Hadassah Kupfer, Au.D can help with buying current or past generation batteries. Finding the right batteries to power a hearing device has become much easier with modern technology. It’s a good idea to stock up on backup batteries for emergencies or long trips. Since the hearing industry uses a uniform system for battery identification, the process is already simplified.

Battery types

There are four main battery types to choose from when shopping. Yellow (10), brown (312), orange (13) and blue (675) are the most common types. They each have their own power rating, and can only fit in devices they were made for. Mixing batteries is impossible, so damaging a hearing device with the wrong type is unlikely. Hearing aid batteries use zinc-air technology for the best effect. That means once the seal is broken on the package, then the batteries must be used.

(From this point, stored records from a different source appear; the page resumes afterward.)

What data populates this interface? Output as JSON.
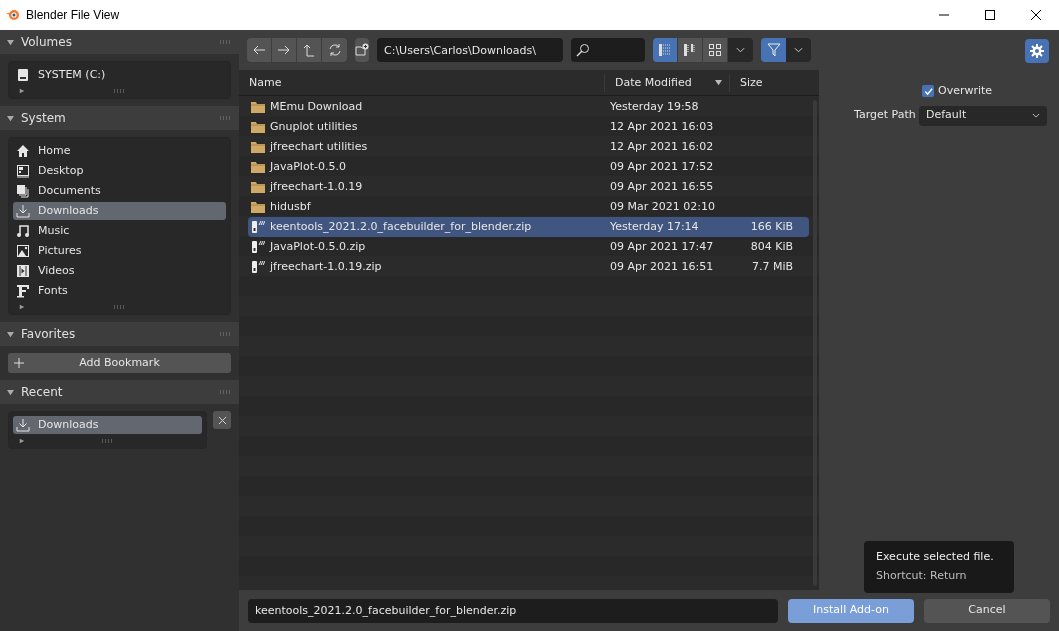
{
  "window": {
    "title": "Blender File View"
  },
  "sidebar": {
    "panels": [
      {
        "title": "Volumes",
        "expanded": true,
        "kind": "list",
        "items": [
          {
            "label": "SYSTEM (C:)",
            "kind": "drive",
            "selected": false
          }
        ]
      },
      {
        "title": "System",
        "expanded": true,
        "kind": "list",
        "items": [
          {
            "label": "Home",
            "kind": "home",
            "selected": false
          },
          {
            "label": "Desktop",
            "kind": "desktop",
            "selected": false
          },
          {
            "label": "Documents",
            "kind": "documents",
            "selected": false
          },
          {
            "label": "Downloads",
            "kind": "download",
            "selected": true
          },
          {
            "label": "Music",
            "kind": "music",
            "selected": false
          },
          {
            "label": "Pictures",
            "kind": "pictures",
            "selected": false
          },
          {
            "label": "Videos",
            "kind": "videos",
            "selected": false
          },
          {
            "label": "Fonts",
            "kind": "fonts",
            "selected": false
          }
        ]
      },
      {
        "title": "Favorites",
        "expanded": true,
        "kind": "button",
        "button": "Add Bookmark"
      },
      {
        "title": "Recent",
        "expanded": true,
        "kind": "list",
        "items": [
          {
            "label": "Downloads",
            "kind": "download",
            "selected": true
          }
        ]
      }
    ]
  },
  "toolbar": {
    "path": "C:\\Users\\Carlos\\Downloads\\",
    "display_modes": [
      {
        "kind": "vertical",
        "selected": true
      },
      {
        "kind": "horizontal",
        "selected": false
      },
      {
        "kind": "thumbnails",
        "selected": false
      }
    ],
    "filter_on": true
  },
  "table": {
    "columns": [
      "Name",
      "Date Modified",
      "Size"
    ],
    "rows": [
      {
        "kind": "folder",
        "name": "MEmu Download",
        "date": "Yesterday 19:58",
        "size": "",
        "selected": false
      },
      {
        "kind": "folder",
        "name": "Gnuplot utilities",
        "date": "12 Apr 2021 16:03",
        "size": "",
        "selected": false
      },
      {
        "kind": "folder",
        "name": "jfreechart utilities",
        "date": "12 Apr 2021 16:02",
        "size": "",
        "selected": false
      },
      {
        "kind": "folder",
        "name": "JavaPlot-0.5.0",
        "date": "09 Apr 2021 17:52",
        "size": "",
        "selected": false
      },
      {
        "kind": "folder",
        "name": "jfreechart-1.0.19",
        "date": "09 Apr 2021 16:55",
        "size": "",
        "selected": false
      },
      {
        "kind": "folder",
        "name": "hidusbf",
        "date": "09 Mar 2021 02:10",
        "size": "",
        "selected": false
      },
      {
        "kind": "zip",
        "name": "keentools_2021.2.0_facebuilder_for_blender.zip",
        "date": "Yesterday 17:14",
        "size": "166 KiB",
        "selected": true
      },
      {
        "kind": "zip",
        "name": "JavaPlot-0.5.0.zip",
        "date": "09 Apr 2021 17:47",
        "size": "804 KiB",
        "selected": false
      },
      {
        "kind": "zip",
        "name": "jfreechart-1.0.19.zip",
        "date": "09 Apr 2021 16:51",
        "size": "7.7 MiB",
        "selected": false
      }
    ]
  },
  "options": {
    "overwrite": {
      "label": "Overwrite",
      "checked": true
    },
    "target_path": {
      "label": "Target Path",
      "value": "Default"
    }
  },
  "footer": {
    "filename": "keentools_2021.2.0_facebuilder_for_blender.zip",
    "buttons": [
      "Install Add-on",
      "Cancel"
    ]
  },
  "tooltip": {
    "lines": [
      "Execute selected file.",
      "Shortcut: Return"
    ]
  }
}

Rechargeable hearing aids

Consumers that don’t want to change out batteries can always look into buying rechargeable hearing aids. With rechargeable batteries, wearers place the device on a charging station instead of fiddling with a small compartment. This is a convenient option that isn’t mandatory but can improve the overall wearer experience. A hearing aid that uses disposable batteries can’t be converted to use rechargeable batteries. Wearers should decide which battery type they prefer during the initial evaluation. Although that decision isn’t set in stone, it can prevent buyer’s remorse at a later date. Rechargeable hearing aids are considered an essential purchase for active lifestyles or wearers that suffer from arthritis.

Maintaining batteries

Even when batteries are packaged, they can be damaged. Never store batteries in direct sunlight. Heat can accumulate within the package and force the batteries to activate. Storage in extreme temperatures should always be avoided, even if it is on the cold side. Humid climates make battery storage a little more complex. Keeping batteries in a glove box or garage can be hit or miss if the outside temperature isn’t cooperative. Always store them in a cool, dry place away from any outside exposure. Temperatures between 50-77 degrees Fahrenheit are the ideal environments for all zinc battery types. As an extra tip, when buying in bulk, always open the oldest package first.